**PROMPT:** Working through the lines below, return each one that holds "require".

Data records for software interfaces:
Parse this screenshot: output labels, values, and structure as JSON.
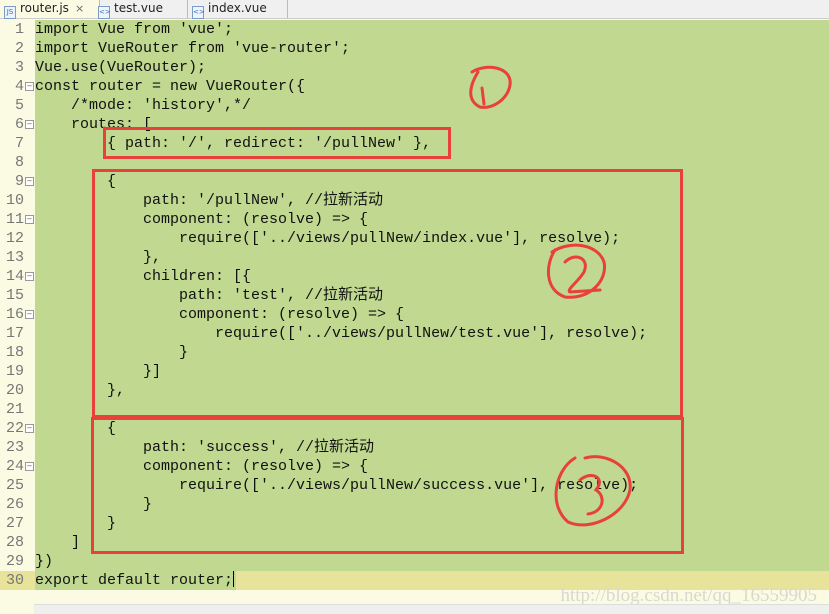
{
  "tabs": [
    {
      "label": "router.js",
      "active": true,
      "close": "×",
      "icon": "js-file-icon"
    },
    {
      "label": "test.vue",
      "active": false,
      "icon": "vue-file-icon"
    },
    {
      "label": "index.vue",
      "active": false,
      "icon": "vue-file-icon"
    }
  ],
  "colors": {
    "selection": "#c0d88f",
    "annotation": "#e8403a",
    "current_line": "#e7e39a"
  },
  "lines": [
    {
      "n": "1",
      "text": "import Vue from 'vue';"
    },
    {
      "n": "2",
      "text": "import VueRouter from 'vue-router';"
    },
    {
      "n": "3",
      "text": "Vue.use(VueRouter);"
    },
    {
      "n": "4",
      "text": "const router = new VueRouter({",
      "fold": true
    },
    {
      "n": "5",
      "text": "    /*mode: 'history',*/"
    },
    {
      "n": "6",
      "text": "    routes: [",
      "fold": true
    },
    {
      "n": "7",
      "text": "        { path: '/', redirect: '/pullNew' },"
    },
    {
      "n": "8",
      "text": ""
    },
    {
      "n": "9",
      "text": "        {",
      "fold": true
    },
    {
      "n": "10",
      "text": "            path: '/pullNew', //拉新活动"
    },
    {
      "n": "11",
      "text": "            component: (resolve) => {",
      "fold": true
    },
    {
      "n": "12",
      "text": "                require(['../views/pullNew/index.vue'], resolve);"
    },
    {
      "n": "13",
      "text": "            },"
    },
    {
      "n": "14",
      "text": "            children: [{",
      "fold": true
    },
    {
      "n": "15",
      "text": "                path: 'test', //拉新活动"
    },
    {
      "n": "16",
      "text": "                component: (resolve) => {",
      "fold": true
    },
    {
      "n": "17",
      "text": "                    require(['../views/pullNew/test.vue'], resolve);"
    },
    {
      "n": "18",
      "text": "                }"
    },
    {
      "n": "19",
      "text": "            }]"
    },
    {
      "n": "20",
      "text": "        },"
    },
    {
      "n": "21",
      "text": ""
    },
    {
      "n": "22",
      "text": "        {",
      "fold": true
    },
    {
      "n": "23",
      "text": "            path: 'success', //拉新活动"
    },
    {
      "n": "24",
      "text": "            component: (resolve) => {",
      "fold": true
    },
    {
      "n": "25",
      "text": "                require(['../views/pullNew/success.vue'], resolve);"
    },
    {
      "n": "26",
      "text": "            }"
    },
    {
      "n": "27",
      "text": "        }"
    },
    {
      "n": "28",
      "text": "    ]"
    },
    {
      "n": "29",
      "text": "})"
    },
    {
      "n": "30",
      "text": "export default router;",
      "current": true
    }
  ],
  "annotations": [
    "1",
    "2",
    "3"
  ],
  "watermark": "http://blog.csdn.net/qq_16559905"
}
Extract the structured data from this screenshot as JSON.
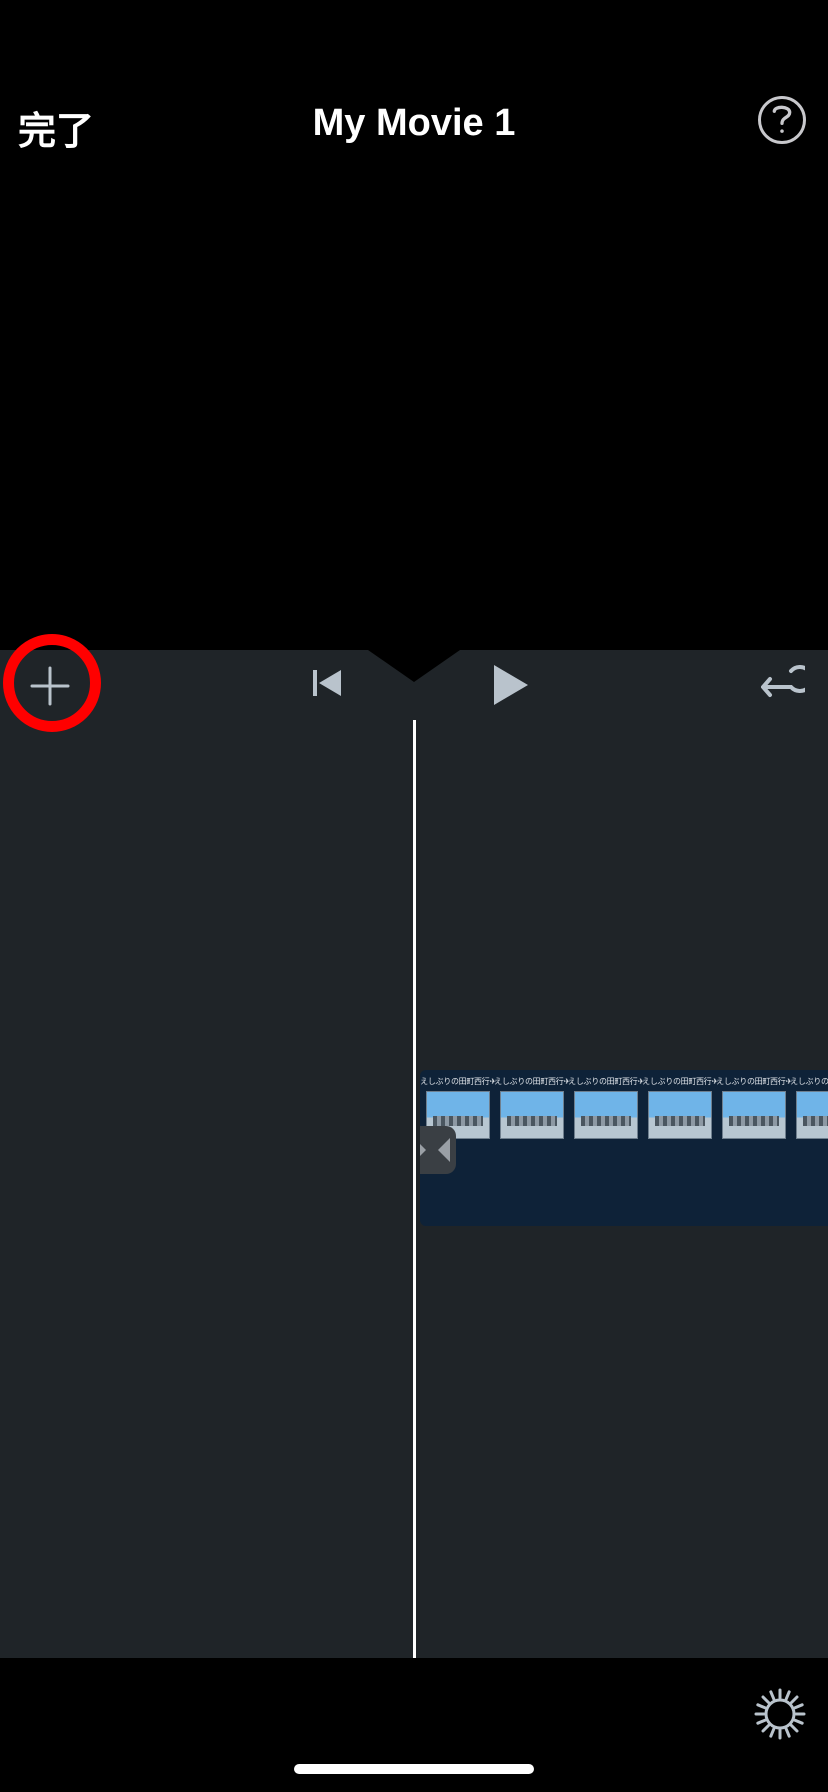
{
  "header": {
    "done_label": "完了",
    "title": "My Movie 1"
  },
  "icons": {
    "help": "help-icon",
    "add": "plus-icon",
    "skip_back": "skip-back-icon",
    "play": "play-icon",
    "undo": "undo-icon",
    "settings": "gear-icon"
  },
  "annotation": {
    "highlighted_control": "add-media-button"
  },
  "timeline": {
    "clip": {
      "thumbnail_label": "えしぶりの田町西行✈",
      "thumbnail_count": 6
    }
  }
}
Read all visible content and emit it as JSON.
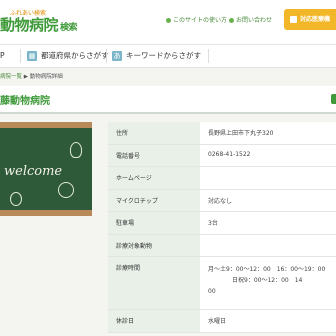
{
  "header": {
    "logo_small": "ふれあい検索",
    "logo_main": "動物病院",
    "logo_suffix": "検索",
    "links": [
      "このサイトの使い方",
      "お問い合わせ"
    ],
    "hospital_button": "対応医療機"
  },
  "nav": {
    "items": [
      {
        "label": "P",
        "icon": "map-icon"
      },
      {
        "label": "都道府県からさがす",
        "icon": "map-icon"
      },
      {
        "label": "キーワードからさがす",
        "icon": "keyword-icon"
      }
    ]
  },
  "breadcrumb": {
    "link": "病院一覧",
    "separator": "▶",
    "current": "動物病院詳細"
  },
  "page": {
    "title": "藤動物病院"
  },
  "photo": {
    "text": "welcome"
  },
  "info": {
    "rows": [
      {
        "label": "住所",
        "value": "長野県上田市下丸子320"
      },
      {
        "label": "電話番号",
        "value": "0268-41-1522"
      },
      {
        "label": "ホームページ",
        "value": ""
      },
      {
        "label": "マイクロチップ",
        "value": "対応なし"
      },
      {
        "label": "駐車場",
        "value": "3台"
      },
      {
        "label": "診療対象動物",
        "value": ""
      },
      {
        "label": "診療時間",
        "value_lines": [
          "月〜土9：00〜12：00　16：00〜19：00",
          "　　　　日祝9：00〜12：00　14",
          "00"
        ]
      },
      {
        "label": "休診日",
        "value": "水曜日"
      }
    ]
  }
}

**RESULT FOR THIS EXERCISE:**
      "text": "                require(['../views/pullNew/index.vue'], resolve);"
      "text": "                    require(['../views/pullNew/test.vue'], resolve);"
      "text": "                require(['../views/pullNew/success.vue'], resolve);"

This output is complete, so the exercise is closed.